The first dental hygiene school in the world, the Fones School proudly bears his name.
Alfred Civilion Fones was born in Bridgeport, Connecticut, in 1869. His father was a practicing dentist and the first Dental Commissioner for the City of Bridgeport. Dr. Alfred Fones graduated from the New York College of Dentistry in 1890.
After practicing dentistry for about five years, Dr. Fones became convinced of the importance of prevention of oral disease. The ideas of dental hygiene and disease prevention were almost unknown in a field where extractions were frequent treatments for dental problems. Dr. Fones adopted the use of an “auxiliary” in his practice. Irene Newman, Dr. Fones’s cousin and chairside assistant, agreed to learn to clean teeth under his guidance.

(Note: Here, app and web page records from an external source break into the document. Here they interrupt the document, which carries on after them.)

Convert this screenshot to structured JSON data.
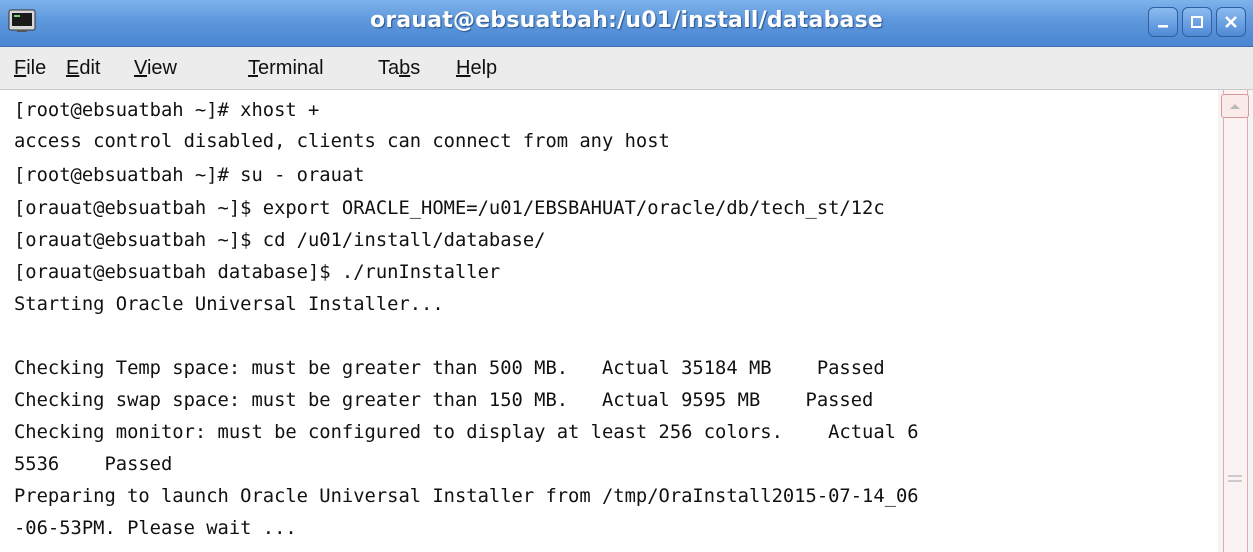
{
  "window": {
    "title": "orauat@ebsuatbah:/u01/install/database"
  },
  "menu": {
    "items": [
      {
        "mnemonic": "F",
        "rest": "ile"
      },
      {
        "mnemonic": "E",
        "rest": "dit"
      },
      {
        "mnemonic": "V",
        "rest": "iew"
      },
      {
        "mnemonic": "T",
        "rest": "erminal"
      },
      {
        "pre": "Ta",
        "mnemonic": "b",
        "rest": "s"
      },
      {
        "mnemonic": "H",
        "rest": "elp"
      }
    ]
  },
  "terminal": {
    "lines": [
      "[root@ebsuatbah ~]# xhost +",
      "access control disabled, clients can connect from any host",
      "[root@ebsuatbah ~]# su - orauat",
      "[orauat@ebsuatbah ~]$ export ORACLE_HOME=/u01/EBSBAHUAT/oracle/db/tech_st/12c",
      "[orauat@ebsuatbah ~]$ cd /u01/install/database/",
      "[orauat@ebsuatbah database]$ ./runInstaller",
      "Starting Oracle Universal Installer...",
      "",
      "Checking Temp space: must be greater than 500 MB.   Actual 35184 MB    Passed",
      "Checking swap space: must be greater than 150 MB.   Actual 9595 MB    Passed",
      "Checking monitor: must be configured to display at least 256 colors.    Actual 6",
      "5536    Passed",
      "Preparing to launch Oracle Universal Installer from /tmp/OraInstall2015-07-14_06",
      "-06-53PM. Please wait ..."
    ]
  },
  "colors": {
    "titlebar": "#5d97dc",
    "menubar": "#ececec",
    "terminal_bg": "#ffffff",
    "terminal_fg": "#111111"
  }
}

As teaching aids, Dr. Fones used the plentiful extracted teeth from his practice. He mounted them in modeling compound and painted plaster of paris around the neck of each tooth to simulate calculus and stains. In 1907, Irene Newman first performed oral prophylaxis for the public at Dr. Fones's new office, the carriage house at 10 Washington Avenue, in Bridgeport. Dental professionals would come from some distance to visit this “modern edifice of oral health care.”
In 1913, with $46,000 in funds and donations, Dr. Fones opened a dental hygiene school in the rear of the carriage house. Thirty-four women were accepted into the first class. Courses included Tooth Anatomy, Histology, and Clinical Practice. Many students were mature women who were schoolteachers, nurses, and doctors’ wives. Classroom lectures were given by local dentists, dental instructors from nearby Yale and Columbia Universities, and even by professionals from Japan. By the second year, sixteen green dental chairs (on loan) replaced the students’ desks. A large vat of boiling water was the “sterilization center” for the instruments. The first women graduated and were ready to practice in June 1915.
After some years, Dr. Fones
suspended operation of the school so that he could be free to travel
and lecture on dental hygiene. He died in 1938. In 1949, dental
professionals and the Junior College of Connecticut (of which Dr. Fones
was a trustee) collaborated to reopen the Fones School of Dental
Hygiene, which is now located on the University of Bridgeport campus,
near the grounds of the old carriage house.